The Indian stand on the Maldives — allow the internal process to sort out the issues that has thrown up by the transfer of power from the former President, Mohamed Nasheed, to the new President Waheed Hassan Manik, and secondly, agree on an election date — has found wide acceptance among countries that have a strong interest in the Maldives.
The United States is fully behind the Indian line, a senior diplomat said. Sri Lanka, which issued a statement similar to that India put out after Dr. Waheed took over, has agreed that the internal process should be allowed to continue. In fact, Sri Lanka and India have been on the same page from February 7, the day Mr. Nasheed resigned from his post. Senior officials here described the line taken by India and Sri Lanka as one that only close allies can take on such an important regional issue.
Reports from the Maldivian capital Male suggest that Bangladesh too has arrived at the same conclusion. Bangladesh has about 80,000 workers in the Maldives, compared to 30,000 from India and about 10,000 from Sri Lanka. The three south Asian countries provide the bulk of the labour force for the Maldives, especially to keep its resorts up and running.
Interactions that the Commonwealth and some members of the European Union, barring the Great Britain, have had with the Maldivian government and with the Indian High Commission in Male, suggest a remarkable convergence of views. While the main job of the Commonwealth Ministerial delegation was to assess the circumstances of the transfer of power, they were also briefed on the current ground situation.
Britain had issued a travel advisory, and has been seen as supporting Mr. Nasheed, though British diplomats stationed in Colombo, have dismissed this contention. The Commonwealth delegation has since left, and said that it would submit its report soon to the Commonwealth Ministerial Action Group.
The deadline set by Dr. Waheed for the Maldivian Democratic Party (to which Mr. Nasheed belongs) to join the government went by, with the MDP setting out preconditions to join the government. According to Minivan news, a Maldivian news website, the conditions included removing some Ministers, which MDP claims, were behind the coup. This demand will not find favour with Dr. Waheed.

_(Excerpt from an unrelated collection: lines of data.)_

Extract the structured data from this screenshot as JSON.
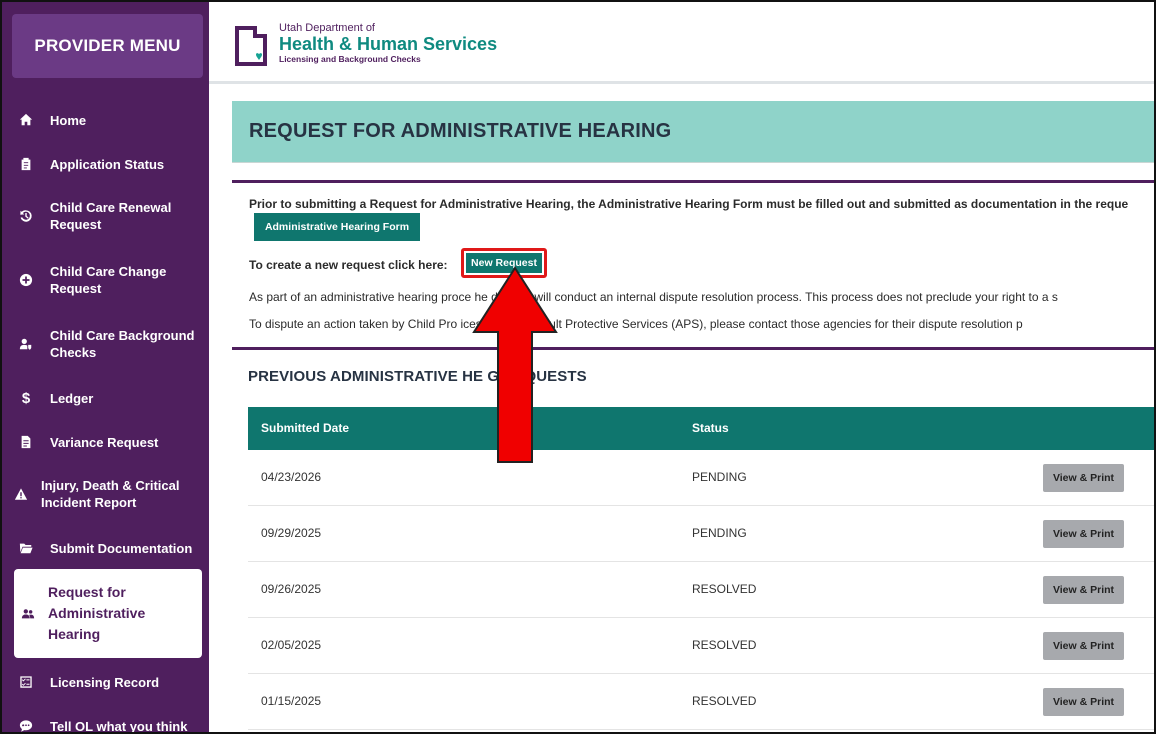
{
  "sidebar": {
    "header": "PROVIDER MENU",
    "items": [
      {
        "label": "Home",
        "icon": "home-icon"
      },
      {
        "label": "Application Status",
        "icon": "clipboard-icon"
      },
      {
        "label": "Child Care Renewal Request",
        "icon": "history-icon"
      },
      {
        "label": "Child Care Change Request",
        "icon": "plus-circle-icon"
      },
      {
        "label": "Child Care Background Checks",
        "icon": "user-shield-icon"
      },
      {
        "label": "Ledger",
        "icon": "dollar-icon"
      },
      {
        "label": "Variance Request",
        "icon": "document-icon"
      },
      {
        "label": "Injury, Death & Critical Incident Report",
        "icon": "warning-icon"
      },
      {
        "label": "Submit Documentation",
        "icon": "folder-icon"
      },
      {
        "label": "Request for Administrative Hearing",
        "icon": "people-icon"
      },
      {
        "label": "Licensing Record",
        "icon": "checklist-icon"
      },
      {
        "label": "Tell OL what you think",
        "icon": "chat-icon"
      }
    ]
  },
  "header": {
    "logo_small": "Utah Department of",
    "logo_big": "Health & Human Services",
    "logo_sub": "Licensing and Background Checks"
  },
  "page": {
    "title": "REQUEST FOR ADMINISTRATIVE HEARING",
    "intro": "Prior to submitting a Request for Administrative Hearing, the Administrative Hearing Form must be filled out and submitted as documentation in the reque",
    "form_button": "Administrative Hearing Form",
    "create_prompt": "To create a new request click here:",
    "new_request_button": "New Request",
    "line_process": "As part of an administrative hearing proce        he division will conduct an internal dispute resolution process. This process does not preclude your right to a s",
    "line_dispute": "To dispute an action taken by Child Pro          ices (CPS) or Adult Protective Services (APS), please contact those agencies for their dispute resolution p",
    "previous_title": "PREVIOUS ADMINISTRATIVE HE        G REQUESTS"
  },
  "table": {
    "columns": [
      "Submitted Date",
      "Status"
    ],
    "rows": [
      {
        "date": "04/23/2026",
        "status": "PENDING",
        "action": "View & Print"
      },
      {
        "date": "09/29/2025",
        "status": "PENDING",
        "action": "View & Print"
      },
      {
        "date": "09/26/2025",
        "status": "RESOLVED",
        "action": "View & Print"
      },
      {
        "date": "02/05/2025",
        "status": "RESOLVED",
        "action": "View & Print"
      },
      {
        "date": "01/15/2025",
        "status": "RESOLVED",
        "action": "View & Print"
      }
    ]
  },
  "colors": {
    "sidebar": "#4f1f5e",
    "teal": "#0f766e",
    "title_bar": "#8fd3c9",
    "highlight": "#e01919"
  }
}
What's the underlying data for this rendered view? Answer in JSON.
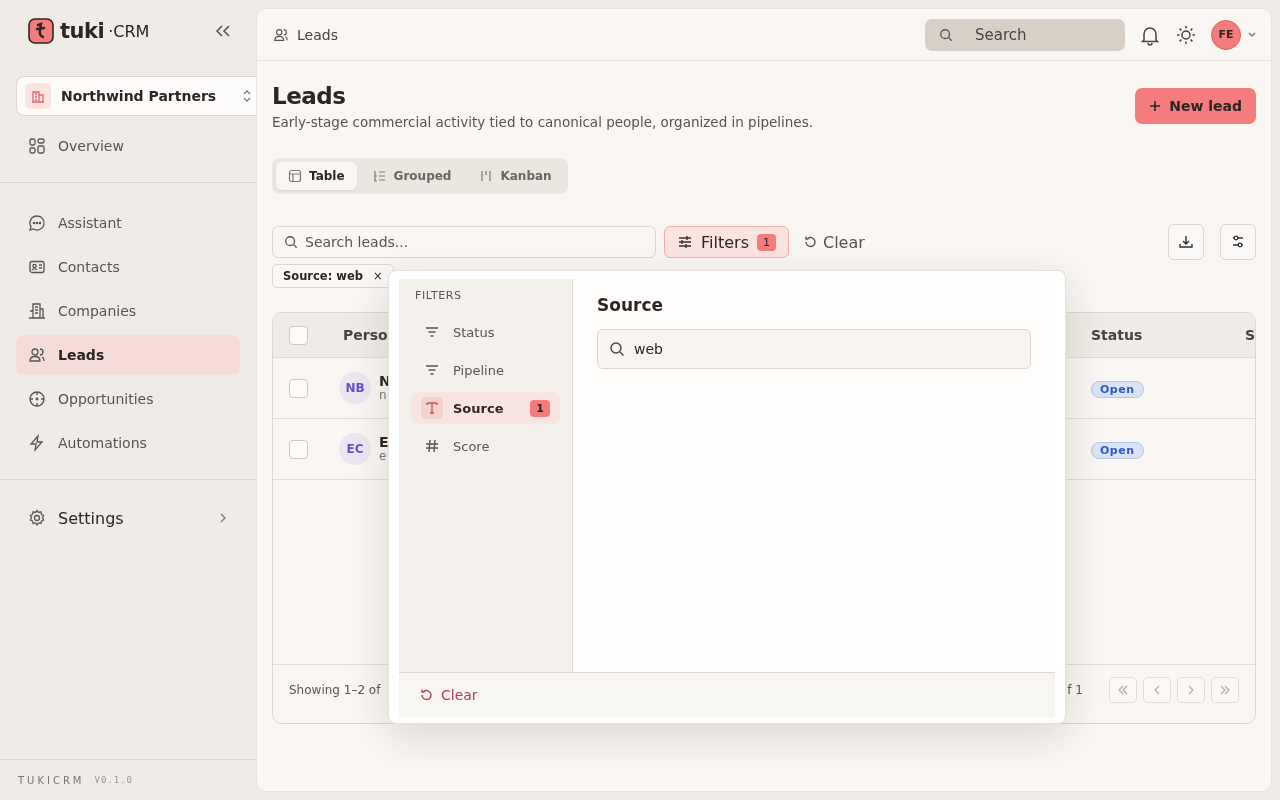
{
  "brand": {
    "name": "tuki",
    "separator": "·",
    "suffix": "CRM"
  },
  "workspace": {
    "name": "Northwind Partners"
  },
  "nav_top": [
    {
      "label": "Overview",
      "selected": false
    }
  ],
  "nav": [
    {
      "label": "Assistant",
      "selected": false
    },
    {
      "label": "Contacts",
      "selected": false
    },
    {
      "label": "Companies",
      "selected": false
    },
    {
      "label": "Leads",
      "selected": true
    },
    {
      "label": "Opportunities",
      "selected": false
    },
    {
      "label": "Automations",
      "selected": false
    }
  ],
  "settings": {
    "label": "Settings"
  },
  "footer": {
    "name": "TUKICRM",
    "version": "V0.1.0"
  },
  "header": {
    "breadcrumb": "Leads",
    "search_placeholder": "Search",
    "avatar": "FE"
  },
  "page": {
    "title": "Leads",
    "subtitle": "Early-stage commercial activity tied to canonical people, organized in pipelines.",
    "new_button": "New lead"
  },
  "view_tabs": [
    {
      "label": "Table",
      "selected": true
    },
    {
      "label": "Grouped",
      "selected": false
    },
    {
      "label": "Kanban",
      "selected": false
    }
  ],
  "toolbar": {
    "search_placeholder": "Search leads...",
    "filters_label": "Filters",
    "filters_count": "1",
    "clear_label": "Clear"
  },
  "active_filters": [
    {
      "label": "Source: web",
      "remove": "×"
    }
  ],
  "table": {
    "select_all_checked": false,
    "columns": [
      "Perso",
      "Status",
      "S"
    ],
    "rows": [
      {
        "checked": false,
        "initials": "NB",
        "name": "N",
        "sub": "n",
        "status": "Open"
      },
      {
        "checked": false,
        "initials": "EC",
        "name": "E",
        "sub": "e",
        "status": "Open"
      }
    ],
    "showing": "Showing 1–2 of",
    "page_of": "f 1"
  },
  "filter_popover": {
    "heading": "FILTERS",
    "items": [
      {
        "label": "Status",
        "selected": false
      },
      {
        "label": "Pipeline",
        "selected": false
      },
      {
        "label": "Source",
        "selected": true,
        "count": "1"
      },
      {
        "label": "Score",
        "selected": false
      }
    ],
    "panel_title": "Source",
    "value": "web",
    "clear_label": "Clear"
  }
}
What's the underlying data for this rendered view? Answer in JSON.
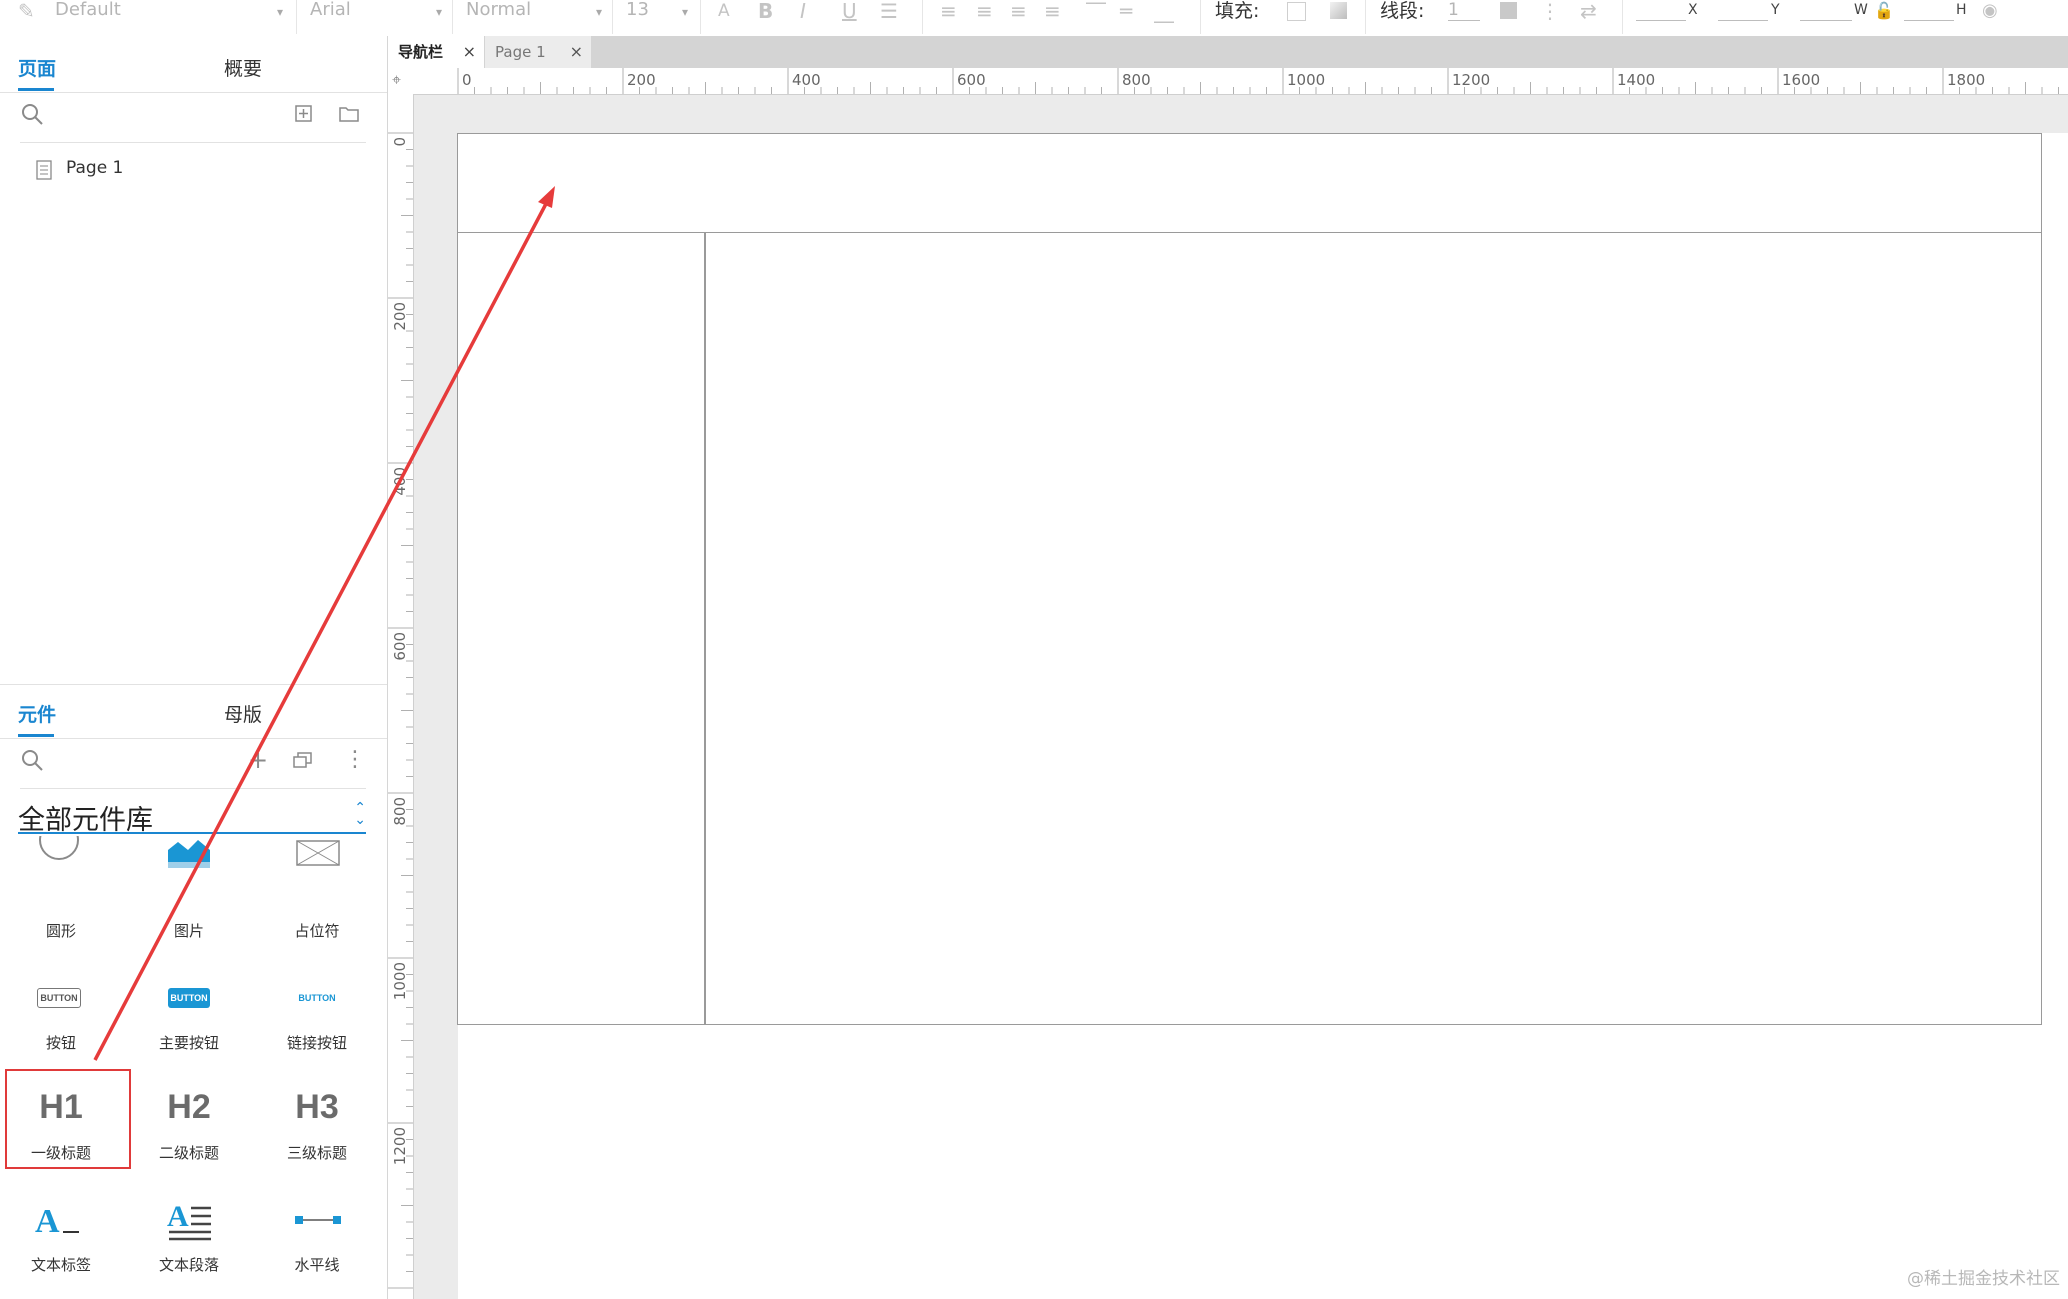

But a government source said that the MDP would join the discussions to decide on the date for election. Pre-talk meetings were on to decide where the discussions could begin.